### Problem requirements
Would you please repeat the data exactly as given?

----- Material shown

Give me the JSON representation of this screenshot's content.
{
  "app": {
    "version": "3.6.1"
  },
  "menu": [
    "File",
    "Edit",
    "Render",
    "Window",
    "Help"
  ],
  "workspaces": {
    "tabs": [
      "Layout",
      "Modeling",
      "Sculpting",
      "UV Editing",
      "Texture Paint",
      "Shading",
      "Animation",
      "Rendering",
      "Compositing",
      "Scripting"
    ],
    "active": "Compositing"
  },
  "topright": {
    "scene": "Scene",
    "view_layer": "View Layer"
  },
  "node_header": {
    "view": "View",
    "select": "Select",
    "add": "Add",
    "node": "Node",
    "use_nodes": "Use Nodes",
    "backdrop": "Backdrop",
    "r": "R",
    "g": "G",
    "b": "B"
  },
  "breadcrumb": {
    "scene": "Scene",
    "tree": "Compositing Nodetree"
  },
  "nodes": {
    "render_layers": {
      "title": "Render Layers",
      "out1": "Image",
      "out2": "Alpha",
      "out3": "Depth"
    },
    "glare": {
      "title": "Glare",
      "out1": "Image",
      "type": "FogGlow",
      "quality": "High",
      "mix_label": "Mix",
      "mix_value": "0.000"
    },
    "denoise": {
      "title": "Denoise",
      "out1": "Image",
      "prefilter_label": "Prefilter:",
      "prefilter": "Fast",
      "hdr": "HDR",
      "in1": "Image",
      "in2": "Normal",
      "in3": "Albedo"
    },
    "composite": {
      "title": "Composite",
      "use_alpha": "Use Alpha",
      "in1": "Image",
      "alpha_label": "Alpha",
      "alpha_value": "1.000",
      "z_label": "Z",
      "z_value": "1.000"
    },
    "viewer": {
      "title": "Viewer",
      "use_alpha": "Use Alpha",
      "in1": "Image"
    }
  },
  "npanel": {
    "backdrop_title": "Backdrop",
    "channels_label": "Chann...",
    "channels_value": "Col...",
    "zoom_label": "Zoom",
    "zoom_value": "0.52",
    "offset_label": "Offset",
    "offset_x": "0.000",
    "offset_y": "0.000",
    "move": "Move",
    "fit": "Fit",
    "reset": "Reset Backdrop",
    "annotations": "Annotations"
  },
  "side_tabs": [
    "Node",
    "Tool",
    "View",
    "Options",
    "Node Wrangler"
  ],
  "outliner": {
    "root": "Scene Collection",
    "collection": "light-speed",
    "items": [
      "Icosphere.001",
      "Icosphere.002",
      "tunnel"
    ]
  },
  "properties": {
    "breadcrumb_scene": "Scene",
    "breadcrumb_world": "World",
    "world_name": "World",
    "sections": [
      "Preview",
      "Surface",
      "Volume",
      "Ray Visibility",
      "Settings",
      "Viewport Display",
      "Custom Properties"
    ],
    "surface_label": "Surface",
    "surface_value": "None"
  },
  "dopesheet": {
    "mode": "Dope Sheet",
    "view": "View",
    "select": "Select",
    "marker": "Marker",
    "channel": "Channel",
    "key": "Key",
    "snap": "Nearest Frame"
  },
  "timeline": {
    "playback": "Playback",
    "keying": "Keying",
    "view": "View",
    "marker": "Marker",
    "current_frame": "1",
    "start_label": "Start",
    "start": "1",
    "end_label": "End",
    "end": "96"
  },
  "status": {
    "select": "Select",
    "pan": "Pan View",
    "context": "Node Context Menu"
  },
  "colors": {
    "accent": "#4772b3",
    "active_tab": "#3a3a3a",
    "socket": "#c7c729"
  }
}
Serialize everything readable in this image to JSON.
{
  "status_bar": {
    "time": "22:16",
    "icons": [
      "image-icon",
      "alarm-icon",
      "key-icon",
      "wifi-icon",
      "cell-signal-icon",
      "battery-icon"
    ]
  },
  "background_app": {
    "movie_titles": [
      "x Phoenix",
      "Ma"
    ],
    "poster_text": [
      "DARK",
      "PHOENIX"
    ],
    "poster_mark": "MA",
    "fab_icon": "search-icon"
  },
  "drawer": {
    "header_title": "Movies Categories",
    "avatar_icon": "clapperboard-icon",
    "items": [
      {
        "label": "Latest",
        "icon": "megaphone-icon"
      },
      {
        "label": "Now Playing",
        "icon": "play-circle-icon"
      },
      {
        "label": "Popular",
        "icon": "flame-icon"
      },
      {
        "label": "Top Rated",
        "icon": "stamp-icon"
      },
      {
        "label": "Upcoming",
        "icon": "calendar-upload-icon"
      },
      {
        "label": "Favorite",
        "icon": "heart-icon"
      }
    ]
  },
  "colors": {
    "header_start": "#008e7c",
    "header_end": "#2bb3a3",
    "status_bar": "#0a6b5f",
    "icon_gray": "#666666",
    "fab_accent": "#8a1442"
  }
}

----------

### Your response
Give me the JSON representation of this screenshot's content.
{
  "app": {
    "version": "3.6.1"
  },
  "menu": [
    "File",
    "Edit",
    "Render",
    "Window",
    "Help"
  ],
  "workspaces": {
    "tabs": [
      "Layout",
      "Modeling",
      "Sculpting",
      "UV Editing",
      "Texture Paint",
      "Shading",
      "Animation",
      "Rendering",
      "Compositing",
      "Scripting"
    ],
    "active": "Compositing"
  },
  "topright": {
    "scene": "Scene",
    "view_layer": "View Layer"
  },
  "node_header": {
    "view": "View",
    "select": "Select",
    "add": "Add",
    "node": "Node",
    "use_nodes": "Use Nodes",
    "backdrop": "Backdrop",
    "r": "R",
    "g": "G",
    "b": "B"
  },
  "breadcrumb": {
    "scene": "Scene",
    "tree": "Compositing Nodetree"
  },
  "nodes": {
    "render_layers": {
      "title": "Render Layers",
      "out1": "Image",
      "out2": "Alpha",
      "out3": "Depth"
    },
    "glare": {
      "title": "Glare",
      "out1": "Image",
      "type": "FogGlow",
      "quality": "High",
      "mix_label": "Mix",
      "mix_value": "0.000"
    },
    "denoise": {
      "title": "Denoise",
      "out1": "Image",
      "prefilter_label": "Prefilter:",
      "prefilter": "Fast",
      "hdr": "HDR",
      "in1": "Image",
      "in2": "Normal",
      "in3": "Albedo"
    },
    "composite": {
      "title": "Composite",
      "use_alpha": "Use Alpha",
      "in1": "Image",
      "alpha_label": "Alpha",
      "alpha_value": "1.000",
      "z_label": "Z",
      "z_value": "1.000"
    },
    "viewer": {
      "title": "Viewer",
      "use_alpha": "Use Alpha",
      "in1": "Image"
    }
  },
  "npanel": {
    "backdrop_title": "Backdrop",
    "channels_label": "Chann...",
    "channels_value": "Col...",
    "zoom_label": "Zoom",
    "zoom_value": "0.52",
    "offset_label": "Offset",
    "offset_x": "0.000",
    "offset_y": "0.000",
    "move": "Move",
    "fit": "Fit",
    "reset": "Reset Backdrop",
    "annotations": "Annotations"
  },
  "side_tabs": [
    "Node",
    "Tool",
    "View",
    "Options",
    "Node Wrangler"
  ],
  "outliner": {
    "root": "Scene Collection",
    "collection": "light-speed",
    "items": [
      "Icosphere.001",
      "Icosphere.002",
      "tunnel"
    ]
  },
  "properties": {
    "breadcrumb_scene": "Scene",
    "breadcrumb_world": "World",
    "world_name": "World",
    "sections": [
      "Preview",
      "Surface",
      "Volume",
      "Ray Visibility",
      "Settings",
      "Viewport Display",
      "Custom Properties"
    ],
    "surface_label": "Surface",
    "surface_value": "None"
  },
  "dopesheet": {
    "mode": "Dope Sheet",
    "view": "View",
    "select": "Select",
    "marker": "Marker",
    "channel": "Channel",
    "key": "Key",
    "snap": "Nearest Frame"
  },
  "timeline": {
    "playback": "Playback",
    "keying": "Keying",
    "view": "View",
    "marker": "Marker",
    "current_frame": "1",
    "start_label": "Start",
    "start": "1",
    "end_label": "End",
    "end": "96"
  },
  "status": {
    "select": "Select",
    "pan": "Pan View",
    "context": "Node Context Menu"
  },
  "colors": {
    "accent": "#4772b3",
    "active_tab": "#3a3a3a",
    "socket": "#c7c729"
  }
}
Serialize everything readable in this image to JSON.
{
  "status_bar": {
    "time": "22:16",
    "icons": [
      "image-icon",
      "alarm-icon",
      "key-icon",
      "wifi-icon",
      "cell-signal-icon",
      "battery-icon"
    ]
  },
  "background_app": {
    "movie_titles": [
      "x Phoenix",
      "Ma"
    ],
    "poster_text": [
      "DARK",
      "PHOENIX"
    ],
    "poster_mark": "MA",
    "fab_icon": "search-icon"
  },
  "drawer": {
    "header_title": "Movies Categories",
    "avatar_icon": "clapperboard-icon",
    "items": [
      {
        "label": "Latest",
        "icon": "megaphone-icon"
      },
      {
        "label": "Now Playing",
        "icon": "play-circle-icon"
      },
      {
        "label": "Popular",
        "icon": "flame-icon"
      },
      {
        "label": "Top Rated",
        "icon": "stamp-icon"
      },
      {
        "label": "Upcoming",
        "icon": "calendar-upload-icon"
      },
      {
        "label": "Favorite",
        "icon": "heart-icon"
      }
    ]
  },
  "colors": {
    "header_start": "#008e7c",
    "header_end": "#2bb3a3",
    "status_bar": "#0a6b5f",
    "icon_gray": "#666666",
    "fab_accent": "#8a1442"
  }
}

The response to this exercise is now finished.